═══ DATA FOR REVIEW ═══

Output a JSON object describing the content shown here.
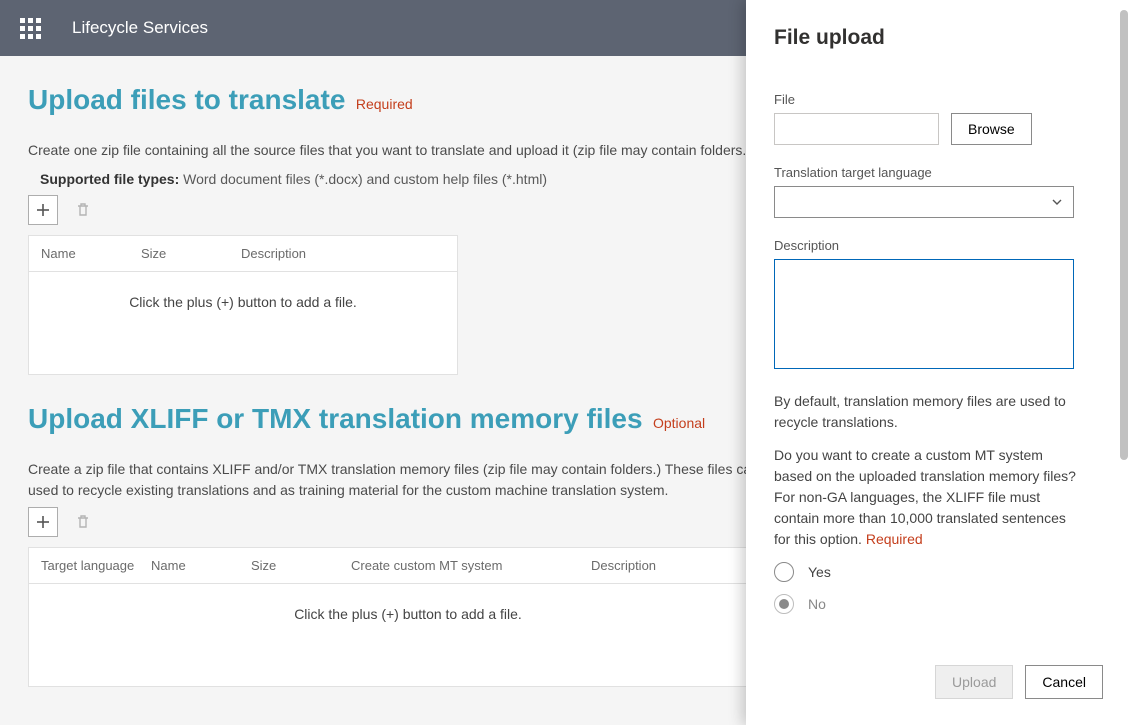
{
  "header": {
    "app_title": "Lifecycle Services"
  },
  "section1": {
    "title": "Upload files to translate",
    "tag": "Required",
    "desc": "Create one zip file containing all the source files that you want to translate and upload it (zip file may contain folders.)",
    "supported_label": "Supported file types:",
    "supported_value": "Word document files (*.docx) and custom help files (*.html)",
    "grid": {
      "col_name": "Name",
      "col_size": "Size",
      "col_desc": "Description",
      "empty": "Click the plus (+) button to add a file."
    }
  },
  "section2": {
    "title": "Upload XLIFF or TMX translation memory files",
    "tag": "Optional",
    "desc": "Create a zip file that contains XLIFF and/or TMX translation memory files (zip file may contain folders.) These files can be used to recycle existing translations and as training material for the custom machine translation system.",
    "grid": {
      "col_target": "Target language",
      "col_name": "Name",
      "col_size": "Size",
      "col_mt": "Create custom MT system",
      "col_desc": "Description",
      "empty": "Click the plus (+) button to add a file."
    }
  },
  "panel": {
    "title": "File upload",
    "file_label": "File",
    "browse": "Browse",
    "lang_label": "Translation target language",
    "desc_label": "Description",
    "desc_value": "",
    "info1": "By default, translation memory files are used to recycle translations.",
    "info2": "Do you want to create a custom MT system based on the uploaded translation memory files? For non-GA languages, the XLIFF file must contain more than 10,000 translated sentences for this option.",
    "required": "Required",
    "radio_yes": "Yes",
    "radio_no": "No",
    "upload": "Upload",
    "cancel": "Cancel"
  }
}
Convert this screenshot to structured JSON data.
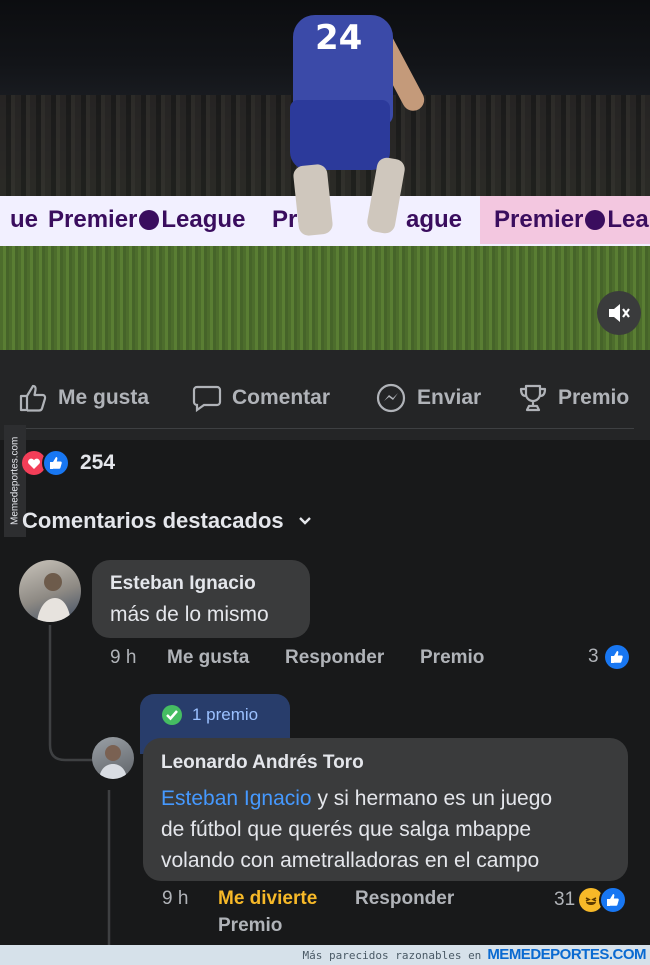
{
  "video": {
    "jersey_number": "24",
    "board_text_1": "Premier",
    "board_text_2": "League",
    "board_text_3": "Pre",
    "board_text_4": "ague",
    "board_text_5": "Premier",
    "board_text_6": "Lea",
    "board_edge": "ue"
  },
  "actions": {
    "like": "Me gusta",
    "comment": "Comentar",
    "send": "Enviar",
    "award": "Premio"
  },
  "reactions": {
    "count": "254"
  },
  "watermark_side": "Memedeportes.com",
  "comments_header": "Comentarios destacados",
  "comment1": {
    "author": "Esteban Ignacio",
    "text": "más de lo mismo",
    "time": "9 h",
    "like": "Me gusta",
    "reply": "Responder",
    "award": "Premio",
    "reaction_count": "3"
  },
  "reply1": {
    "award_badge": "1 premio",
    "author": "Leonardo Andrés Toro",
    "mention": "Esteban Ignacio",
    "text_line1": " y si hermano es un juego",
    "text_line2": "de fútbol que querés que salga mbappe",
    "text_line3": "volando con ametralladoras en el campo",
    "time": "9 h",
    "reaction_label": "Me divierte",
    "reply": "Responder",
    "award": "Premio",
    "reaction_count": "31"
  },
  "footer": {
    "prefix": "Más parecidos razonables en",
    "site": "MEMEDEPORTES.COM"
  },
  "colors": {
    "background": "#18191a",
    "bubble": "#3a3b3c",
    "mention_blue": "#4599ff",
    "haha_label": "#f7b928",
    "like_blue": "#1877f2",
    "love_red": "#f33e58",
    "award_green": "#45bd62"
  }
}
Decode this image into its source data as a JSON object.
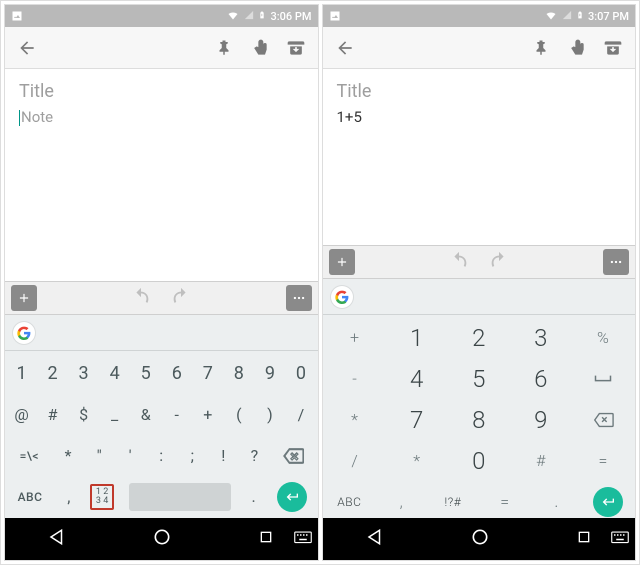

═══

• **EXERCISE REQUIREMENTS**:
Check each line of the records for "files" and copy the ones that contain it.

• **COMPLETED EXERCISE**:
    "title": "Upload files to translate",
    "desc": "Create one zip file containing all the source files that you want to translate and upload it (zip file may contain folders.)",
    "supported_value": "Word document files (*.docx) and custom help files (*.html)",
    "title": "Upload XLIFF or TMX translation memory files",
    "desc": "Create a zip file that contains XLIFF and/or TMX translation memory files (zip file may contain folders.) These files can be used to recycle existing translations and as training material for the custom machine translation system.",
    "info1": "By default, translation memory files are used to recycle translations.",
    "info2": "Do you want to create a custom MT system based on the uploaded translation memory files? For non-GA languages, the XLIFF file must contain more than 10,000 translated sentences for this option.",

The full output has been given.